Today I wrote a card to a neighbor of mine. He is a small-business owner who helps self-employed keep their offices organized. In the process, he has made friends with every one of them.
Every year he has a huge Epiphany party. So much food that it takes a trolley cart to bring it to the community room. Part of the gag is that you bring the worst present ever--the thing you wouldn't even "re-gift" and everyone draws a lottery. He also has a huge Thanksgiving potluck and oh, for heaven's sake. You never ate so well in your life.
There's another lady here whose brother recently had a stroke. He's doing great. She's running from her house to his, fixing him all up: washing curtains, bugging him to cook again, (he is a chef), teaching him and laughing with him when he uses the wrong proper noun. Every day she has a huge smile.

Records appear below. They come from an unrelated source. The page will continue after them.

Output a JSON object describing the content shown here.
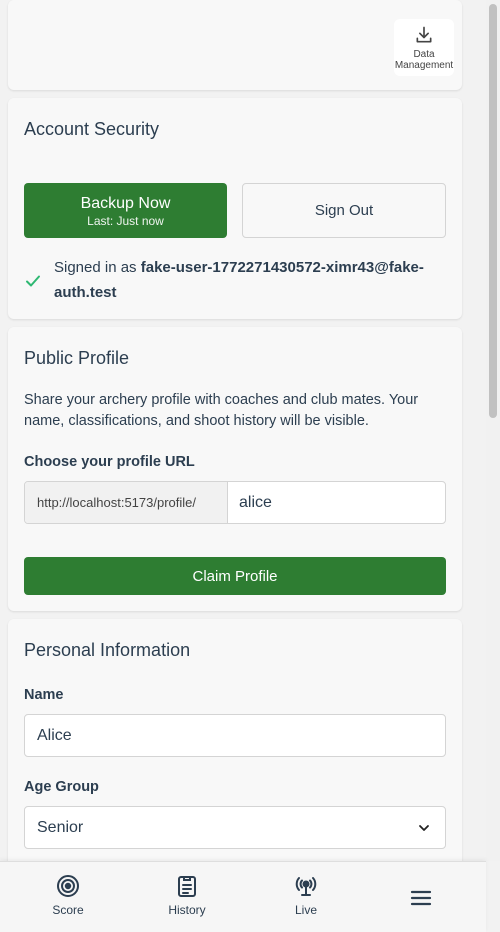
{
  "header": {
    "data_management_label": "Data Management"
  },
  "account_security": {
    "title": "Account Security",
    "backup_label": "Backup Now",
    "backup_sublabel": "Last: Just now",
    "signout_label": "Sign Out",
    "signed_in_prefix": "Signed in as",
    "signed_in_email": "fake-user-1772271430572-ximr43@fake-auth.test"
  },
  "public_profile": {
    "title": "Public Profile",
    "description": "Share your archery profile with coaches and club mates. Your name, classifications, and shoot history will be visible.",
    "url_label": "Choose your profile URL",
    "url_prefix": "http://localhost:5173/profile/",
    "url_value": "alice",
    "claim_label": "Claim Profile"
  },
  "personal_information": {
    "title": "Personal Information",
    "name_label": "Name",
    "name_value": "Alice",
    "age_group_label": "Age Group",
    "age_group_value": "Senior"
  },
  "bottom_nav": {
    "items": [
      {
        "label": "Score",
        "icon": "target-icon"
      },
      {
        "label": "History",
        "icon": "clipboard-icon"
      },
      {
        "label": "Live",
        "icon": "broadcast-icon"
      },
      {
        "label": "",
        "icon": "menu-icon"
      }
    ]
  },
  "colors": {
    "primary_green": "#2e7d32",
    "check_green": "#2eb872",
    "text": "#2c3e50"
  }
}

When she was young, I bet you twenty dollars she was vivacious and popular. She still is.
The president of my Board has a ready tongue and a sarcastic way about him. But he sees everything really clearly. He is also very kind to people in difficulty. He does not "go off" on people who need a gentler hand. He also has an unexpected patience much at variance to his temperament.
Mr. B. is afraid to ask for favors. But if you do something for him, he will find out what book you like to read. He probably has it in stock and it will be on your doorstep the next day.

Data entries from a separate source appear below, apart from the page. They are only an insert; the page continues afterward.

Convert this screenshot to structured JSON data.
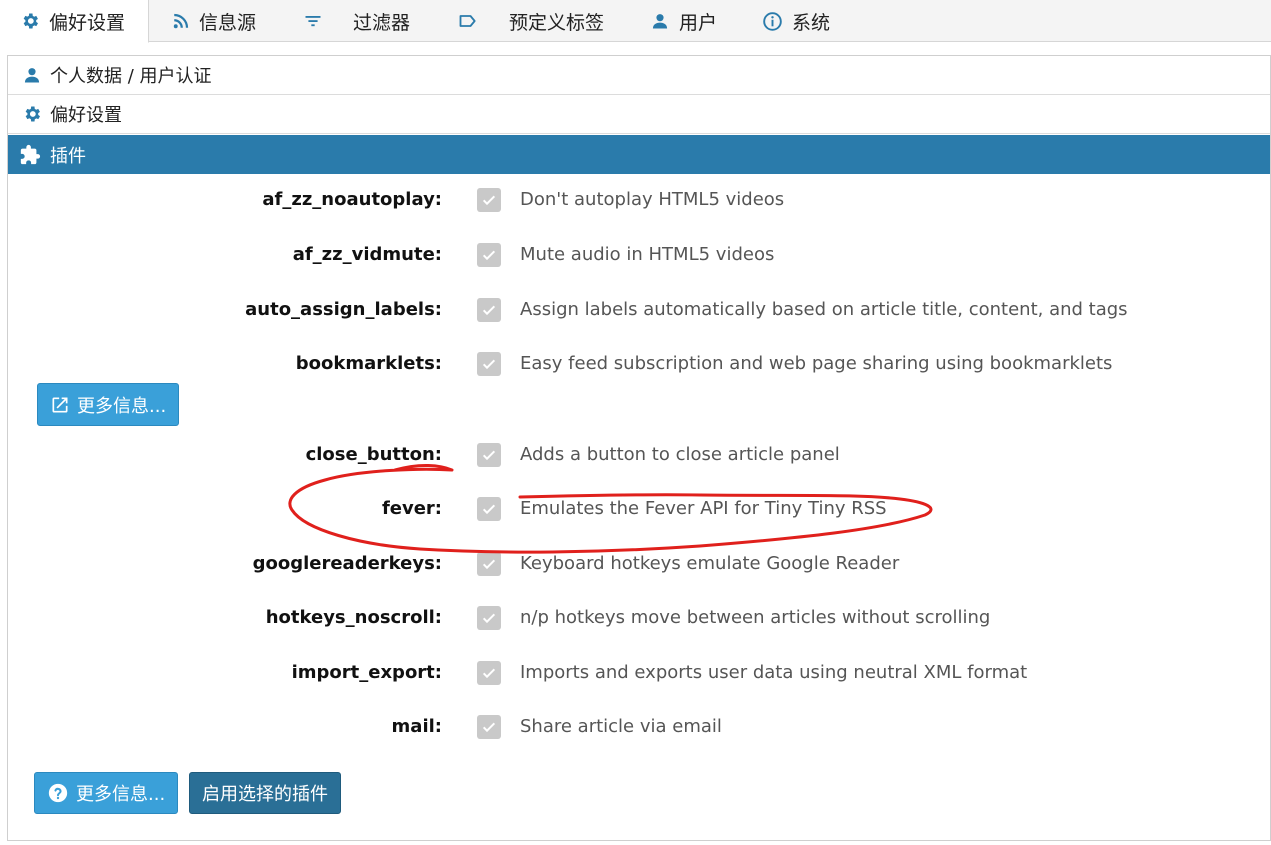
{
  "tabs": [
    {
      "label": "偏好设置",
      "icon": "gear-icon",
      "active": true
    },
    {
      "label": "信息源",
      "icon": "rss-icon",
      "active": false
    },
    {
      "label": "过滤器",
      "icon": "filter-icon",
      "active": false
    },
    {
      "label": "预定义标签",
      "icon": "label-icon",
      "active": false
    },
    {
      "label": "用户",
      "icon": "person-icon",
      "active": false
    },
    {
      "label": "系统",
      "icon": "info-icon",
      "active": false
    }
  ],
  "sections": {
    "personal": {
      "label": "个人数据 / 用户认证",
      "icon": "person-icon"
    },
    "preferences": {
      "label": "偏好设置",
      "icon": "gear-icon"
    },
    "plugins": {
      "label": "插件",
      "icon": "puzzle-icon",
      "active": true
    }
  },
  "plugins": [
    {
      "name": "af_zz_noautoplay:",
      "description": "Don't autoplay HTML5 videos",
      "checked": true
    },
    {
      "name": "af_zz_vidmute:",
      "description": "Mute audio in HTML5 videos",
      "checked": true
    },
    {
      "name": "auto_assign_labels:",
      "description": "Assign labels automatically based on article title, content, and tags",
      "checked": true
    },
    {
      "name": "bookmarklets:",
      "description": "Easy feed subscription and web page sharing using bookmarklets",
      "checked": true
    },
    {
      "name": "close_button:",
      "description": "Adds a button to close article panel",
      "checked": true
    },
    {
      "name": "fever:",
      "description": "Emulates the Fever API for Tiny Tiny RSS",
      "checked": true
    },
    {
      "name": "googlereaderkeys:",
      "description": "Keyboard hotkeys emulate Google Reader",
      "checked": true
    },
    {
      "name": "hotkeys_noscroll:",
      "description": "n/p hotkeys move between articles without scrolling",
      "checked": true
    },
    {
      "name": "import_export:",
      "description": "Imports and exports user data using neutral XML format",
      "checked": true
    },
    {
      "name": "mail:",
      "description": "Share article via email",
      "checked": true
    }
  ],
  "buttons": {
    "more_info_inline": "更多信息...",
    "more_info_bottom": "更多信息...",
    "enable_selected": "启用选择的插件"
  },
  "colors": {
    "accent": "#2a7bab",
    "info_button": "#3aa0d9",
    "primary_button": "#2a6f96",
    "annotation": "#e0201c",
    "checkbox_disabled": "#c9c9c9"
  }
}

Mr. G is a retired professor. He raises turtles and always wants to know how you are doing. Lately he has gotten a caretaker and looks much better.
All of these people have troubles: diabetes, family worries, frustrations with the way the world works, maybe even money troubles. They are all highly intelligent. It does not stop them from spreading little bits of goodness, each in their own way.

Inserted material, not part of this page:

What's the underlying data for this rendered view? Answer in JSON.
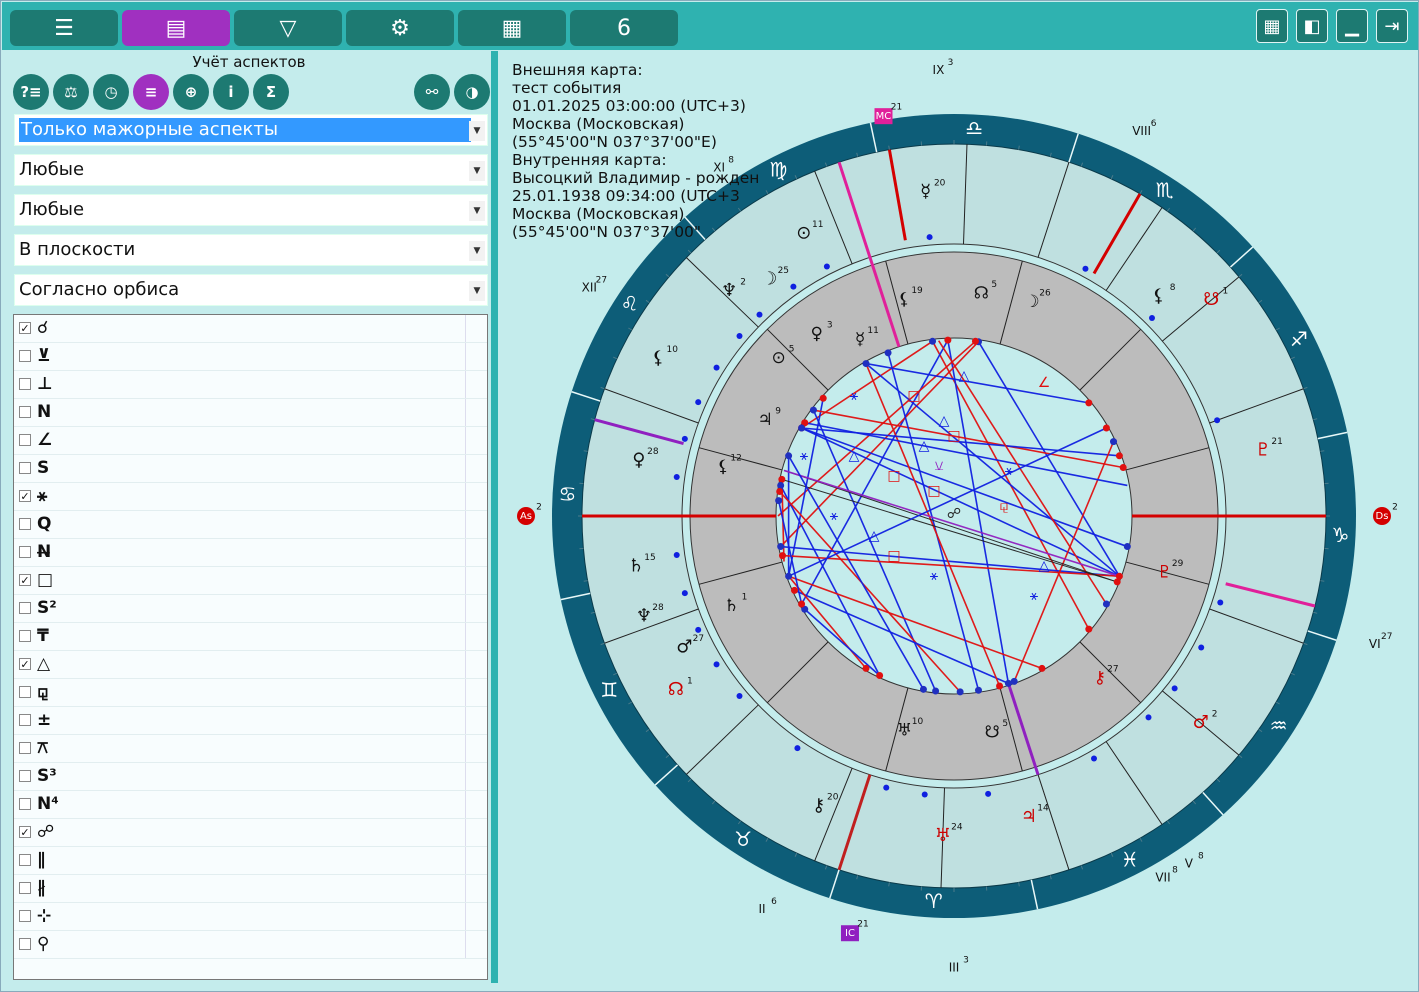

And then there's the good people I know here . . . . my electronic neighbors . . . . I feel very fortunate.